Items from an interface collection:
____
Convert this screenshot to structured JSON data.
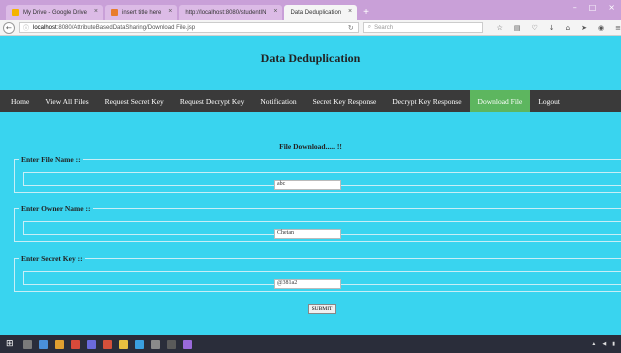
{
  "browser": {
    "tabs": [
      {
        "label": "My Drive - Google Drive",
        "color": "#f4b400"
      },
      {
        "label": "insert title here",
        "color": "#e87c2c"
      },
      {
        "label": "http://localhost:8080/studentIN",
        "color": "#999999"
      },
      {
        "label": "Data Deduplication",
        "color": "#999999"
      }
    ],
    "url_host": "localhost",
    "url_path": ":8080/AttributeBasedDataSharing/Download File.jsp",
    "search_placeholder": "Search"
  },
  "site": {
    "title": "Data Deduplication",
    "menu": [
      "Home",
      "View All Files",
      "Request Secret Key",
      "Request Decrypt Key",
      "Notification",
      "Secret Key Response",
      "Decrypt Key Response",
      "Download File",
      "Logout"
    ],
    "active_menu": "Download File"
  },
  "form": {
    "heading": "File Download..... !!",
    "file_name_legend": "Enter File Name ::",
    "file_name_value": "abc",
    "owner_legend": "Enter Owner Name ::",
    "owner_value": "Chetan",
    "secret_legend": "Enter Secret Key ::",
    "secret_value": "@381a2",
    "submit_label": "SUBMIT"
  },
  "colors": {
    "page_bg": "#39d4ef",
    "menu_bg": "#3a3a3a",
    "active_menu": "#5db65f"
  }
}
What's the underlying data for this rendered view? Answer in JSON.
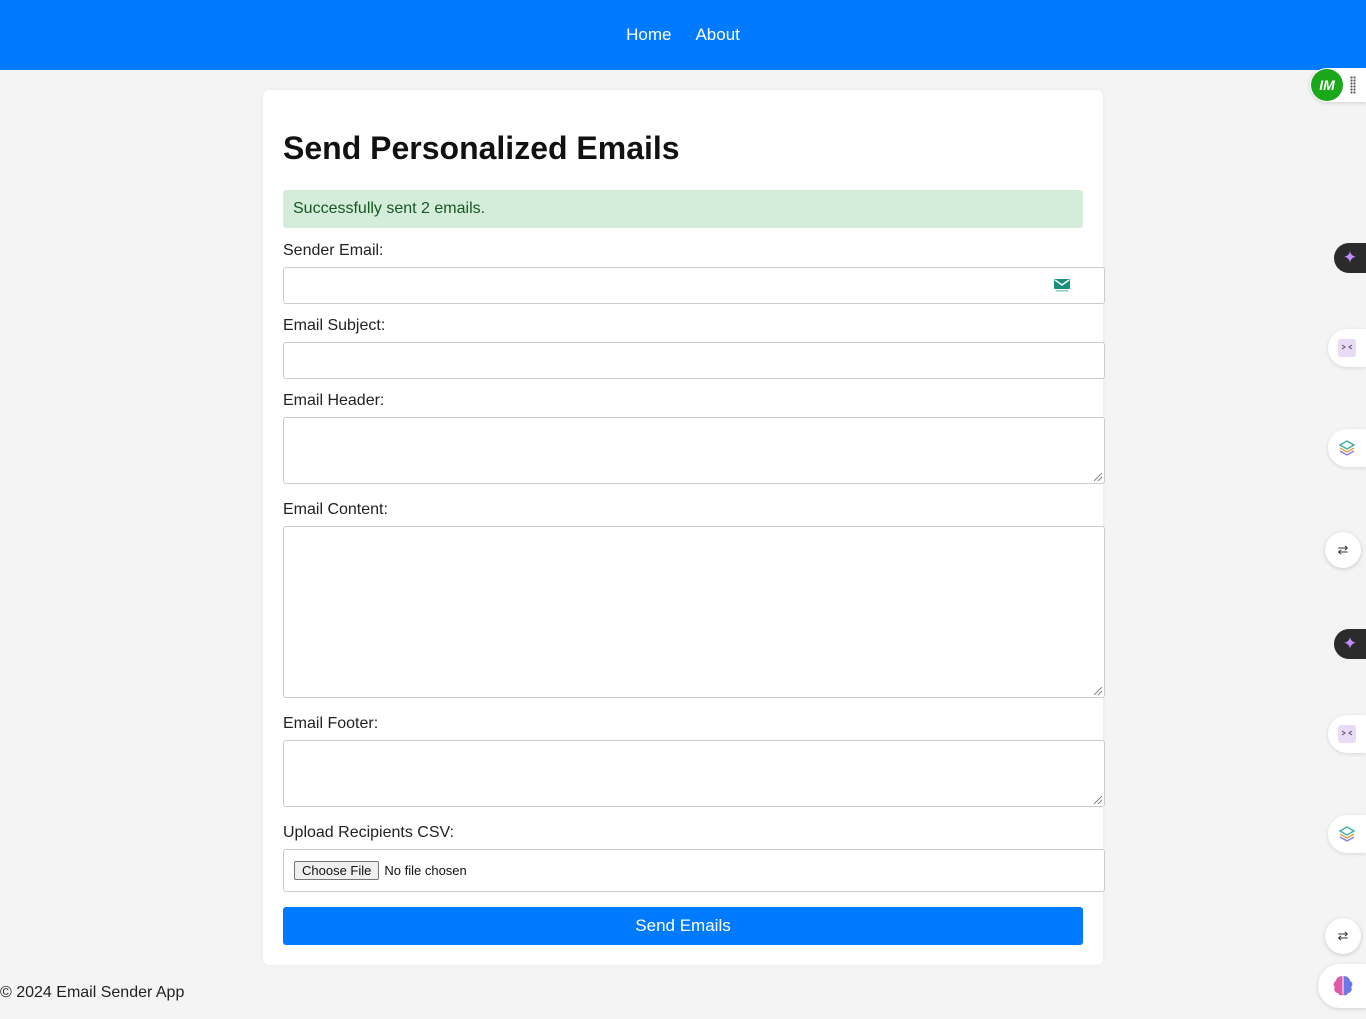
{
  "nav": {
    "home": "Home",
    "about": "About"
  },
  "page": {
    "title": "Send Personalized Emails"
  },
  "alert": {
    "message": "Successfully sent 2 emails."
  },
  "form": {
    "sender_label": "Sender Email:",
    "sender_value": "",
    "subject_label": "Email Subject:",
    "subject_value": "",
    "header_label": "Email Header:",
    "header_value": "",
    "content_label": "Email Content:",
    "content_value": "",
    "footer_label": "Email Footer:",
    "footer_value": "",
    "csv_label": "Upload Recipients CSV:",
    "choose_file": "Choose File",
    "no_file": "No file chosen",
    "submit": "Send Emails"
  },
  "footer": {
    "text": "© 2024 Email Sender App"
  },
  "extensions": {
    "im_badge": "IM",
    "sparkle_icon": "✦",
    "translate_icon": "⇄"
  },
  "colors": {
    "primary": "#007bff",
    "alert_bg": "#d4edda",
    "alert_text": "#155724",
    "im_green": "#1aa81a"
  }
}
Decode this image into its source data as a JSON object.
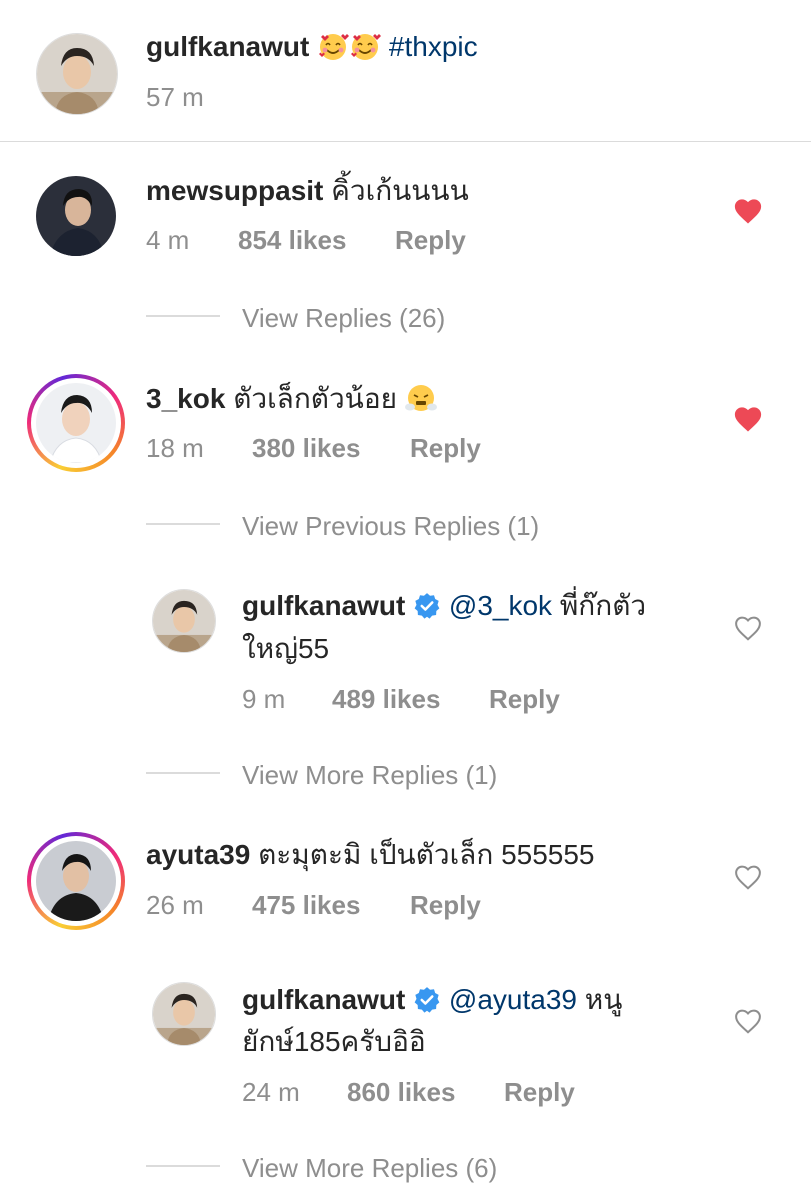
{
  "caption": {
    "username": "gulfkanawut",
    "emoji_1": "smiling-face-with-hearts",
    "emoji_2": "smiling-face-with-hearts",
    "hashtag": "#thxpic",
    "time": "57 m"
  },
  "comments": [
    {
      "username": "mewsuppasit",
      "text": "คิ้วเก้นนนน",
      "time": "4 m",
      "likes": "854 likes",
      "reply_label": "Reply",
      "liked": true,
      "view_replies": "View Replies (26)"
    },
    {
      "username": "3_kok",
      "text": "ตัวเล็กตัวน้อย",
      "emoji": "face-with-steam-from-nose",
      "time": "18 m",
      "likes": "380 likes",
      "reply_label": "Reply",
      "liked": true,
      "view_previous": "View Previous Replies (1)",
      "reply": {
        "username": "gulfkanawut",
        "mention": "@3_kok",
        "text_line1": "พี่ก๊กตัว",
        "text_line2": "ใหญ่55",
        "time": "9 m",
        "likes": "489 likes",
        "reply_label": "Reply",
        "liked": false
      },
      "view_more": "View More Replies (1)"
    },
    {
      "username": "ayuta39",
      "text": "ตะมุตะมิ เป็นตัวเล็ก 555555",
      "time": "26 m",
      "likes": "475 likes",
      "reply_label": "Reply",
      "liked": false,
      "reply": {
        "username": "gulfkanawut",
        "mention": "@ayuta39",
        "text_line1": "หนู",
        "text_line2": "ยักษ์185ครับอิอิ",
        "time": "24 m",
        "likes": "860 likes",
        "reply_label": "Reply",
        "liked": false
      },
      "view_more": "View More Replies (6)"
    }
  ],
  "colors": {
    "text": "#262626",
    "meta": "#8e8e8e",
    "link": "#00376b",
    "heart_liked": "#ed4956",
    "verified": "#3897f0",
    "divider": "#dbdbdb"
  }
}
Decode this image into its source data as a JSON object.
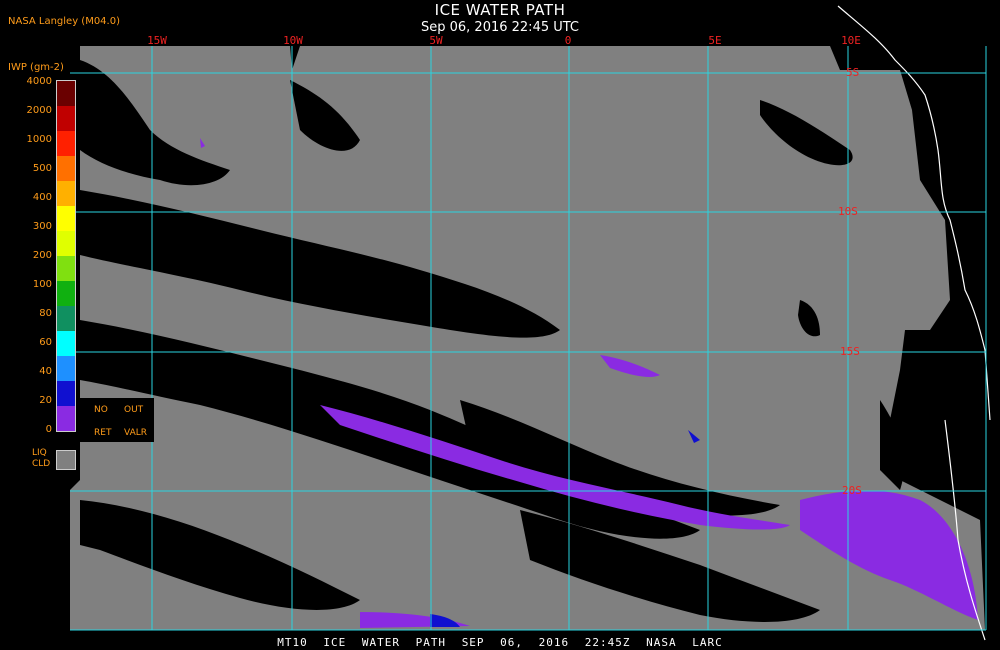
{
  "header": {
    "title": "ICE WATER PATH",
    "datetime": "Sep 06, 2016 22:45 UTC",
    "organization": "NASA Langley (M04.0)"
  },
  "grid": {
    "longitude_labels": [
      "15W",
      "10W",
      "5W",
      "0",
      "5E",
      "10E"
    ],
    "latitude_labels": [
      "5S",
      "10S",
      "15S",
      "20S"
    ],
    "line_color": "#2ad4e0"
  },
  "legend": {
    "units": "IWP (gm-2)",
    "ticks": [
      "4000",
      "2000",
      "1000",
      "500",
      "400",
      "300",
      "200",
      "100",
      "80",
      "60",
      "40",
      "20",
      "0"
    ],
    "colors": [
      "#8a2be2",
      "#1010d0",
      "#1e90ff",
      "#00ffff",
      "#109060",
      "#10b010",
      "#80e010",
      "#e0ff00",
      "#ffff00",
      "#ffb000",
      "#ff7000",
      "#ff2000",
      "#c00000",
      "#6a0000"
    ],
    "no_retrieval": {
      "line1_a": "NO",
      "line1_b": "OUT",
      "line2_a": "RET",
      "line2_b": "VALR"
    },
    "liquid_cloud": {
      "line1": "LIQ",
      "line2": "CLD",
      "color": "#808080"
    }
  },
  "map_colors": {
    "background": "#000000",
    "liquid_cloud": "#808080",
    "coastline": "#ffffff",
    "ice_low": "#8a2be2",
    "ice_mid": "#1010d0"
  },
  "footer": {
    "product": "MT10",
    "name": "ICE WATER PATH",
    "date": "SEP 06, 2016 22:45Z",
    "source": "NASA LARC"
  }
}
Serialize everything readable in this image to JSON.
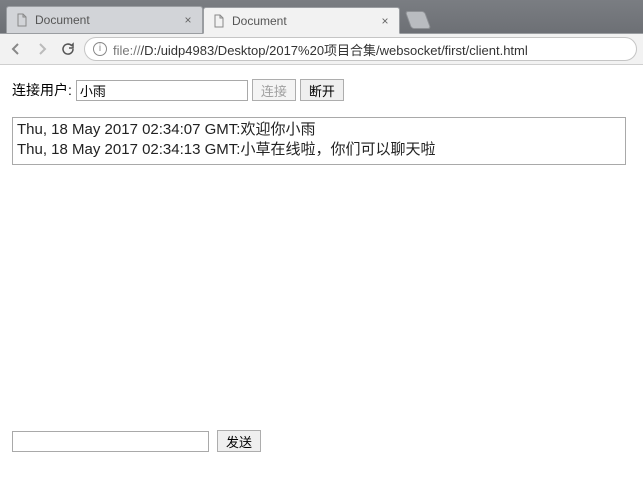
{
  "browser": {
    "tabs": [
      {
        "title": "Document",
        "active": false
      },
      {
        "title": "Document",
        "active": true
      }
    ],
    "url_scheme": "file://",
    "url_path": "/D:/uidp4983/Desktop/2017%20项目合集/websocket/first/client.html"
  },
  "form": {
    "user_label": "连接用户:",
    "user_value": "小雨",
    "connect_label": "连接",
    "disconnect_label": "断开",
    "send_label": "发送",
    "message_value": ""
  },
  "log": {
    "lines": [
      "Thu, 18 May 2017 02:34:07 GMT:欢迎你小雨",
      "Thu, 18 May 2017 02:34:13 GMT:小草在线啦，你们可以聊天啦"
    ]
  }
}
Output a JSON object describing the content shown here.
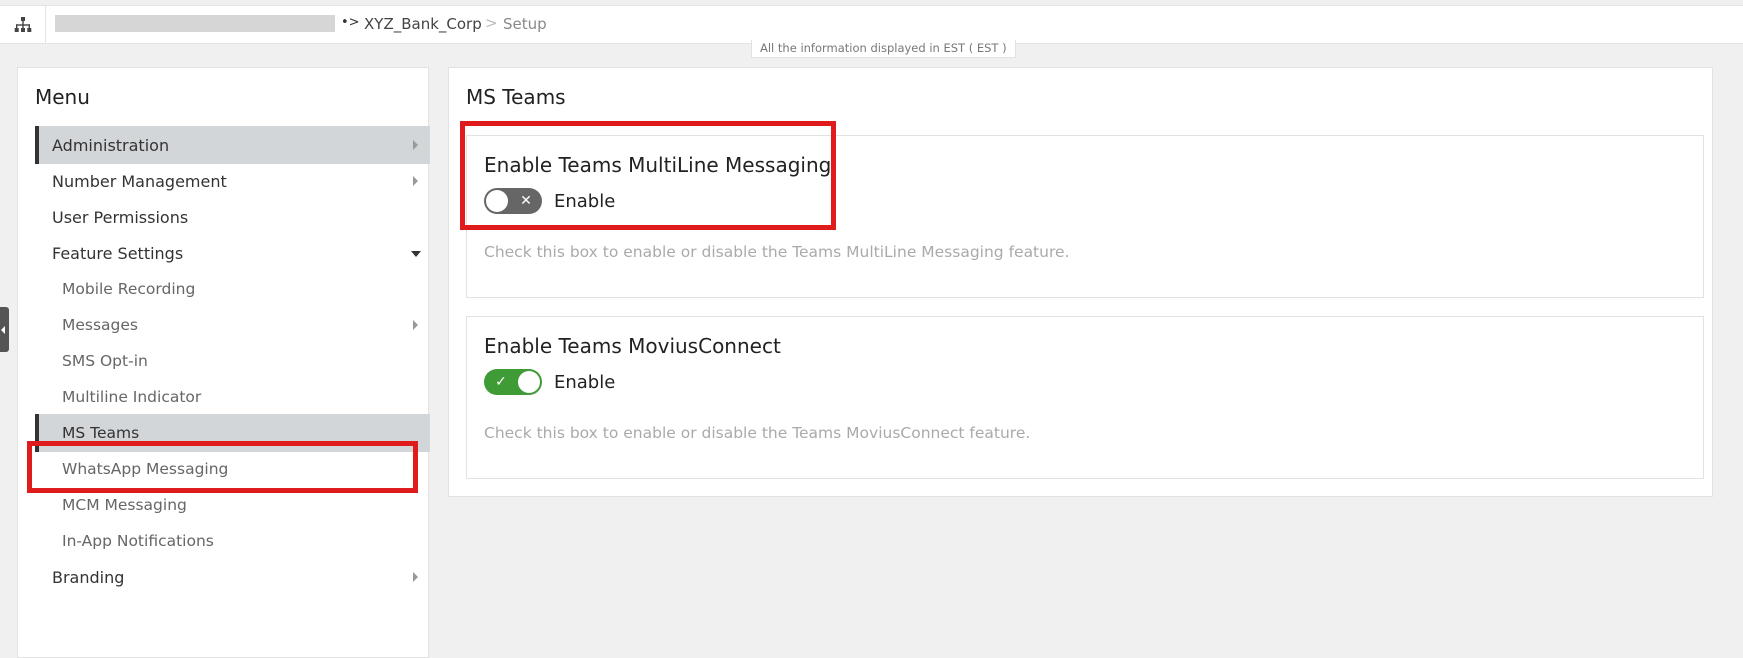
{
  "breadcrumb": {
    "org": "XYZ_Bank_Corp",
    "separator": ">",
    "current": "Setup"
  },
  "timezone_note": "All the information displayed in EST ( EST )",
  "sidebar": {
    "title": "Menu",
    "items": [
      {
        "label": "Administration",
        "level": 1,
        "active": true,
        "chevron": "right"
      },
      {
        "label": "Number Management",
        "level": 1,
        "active": false,
        "chevron": "right"
      },
      {
        "label": "User Permissions",
        "level": 1,
        "active": false,
        "chevron": ""
      },
      {
        "label": "Feature Settings",
        "level": 1,
        "active": false,
        "chevron": "down"
      },
      {
        "label": "Mobile Recording",
        "level": 2,
        "active": false,
        "chevron": ""
      },
      {
        "label": "Messages",
        "level": 2,
        "active": false,
        "chevron": "right"
      },
      {
        "label": "SMS Opt-in",
        "level": 2,
        "active": false,
        "chevron": ""
      },
      {
        "label": "Multiline Indicator",
        "level": 2,
        "active": false,
        "chevron": ""
      },
      {
        "label": "MS Teams",
        "level": 2,
        "active": true,
        "chevron": ""
      },
      {
        "label": "WhatsApp Messaging",
        "level": 2,
        "active": false,
        "chevron": ""
      },
      {
        "label": "MCM Messaging",
        "level": 2,
        "active": false,
        "chevron": ""
      },
      {
        "label": "In-App Notifications",
        "level": 2,
        "active": false,
        "chevron": ""
      },
      {
        "label": "Branding",
        "level": 1,
        "active": false,
        "chevron": "right"
      }
    ]
  },
  "main": {
    "title": "MS Teams",
    "settings": [
      {
        "title": "Enable Teams MultiLine Messaging",
        "toggle_label": "Enable",
        "enabled": false,
        "description": "Check this box to enable or disable the Teams MultiLine Messaging feature."
      },
      {
        "title": "Enable Teams MoviusConnect",
        "toggle_label": "Enable",
        "enabled": true,
        "description": "Check this box to enable or disable the Teams MoviusConnect feature."
      }
    ]
  },
  "colors": {
    "accent_highlight": "#e01b1b",
    "toggle_on": "#3e9b35",
    "toggle_off": "#666666",
    "active_item_bg": "#d3d6d9"
  }
}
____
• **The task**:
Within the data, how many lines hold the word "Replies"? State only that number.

• **Task output**:
4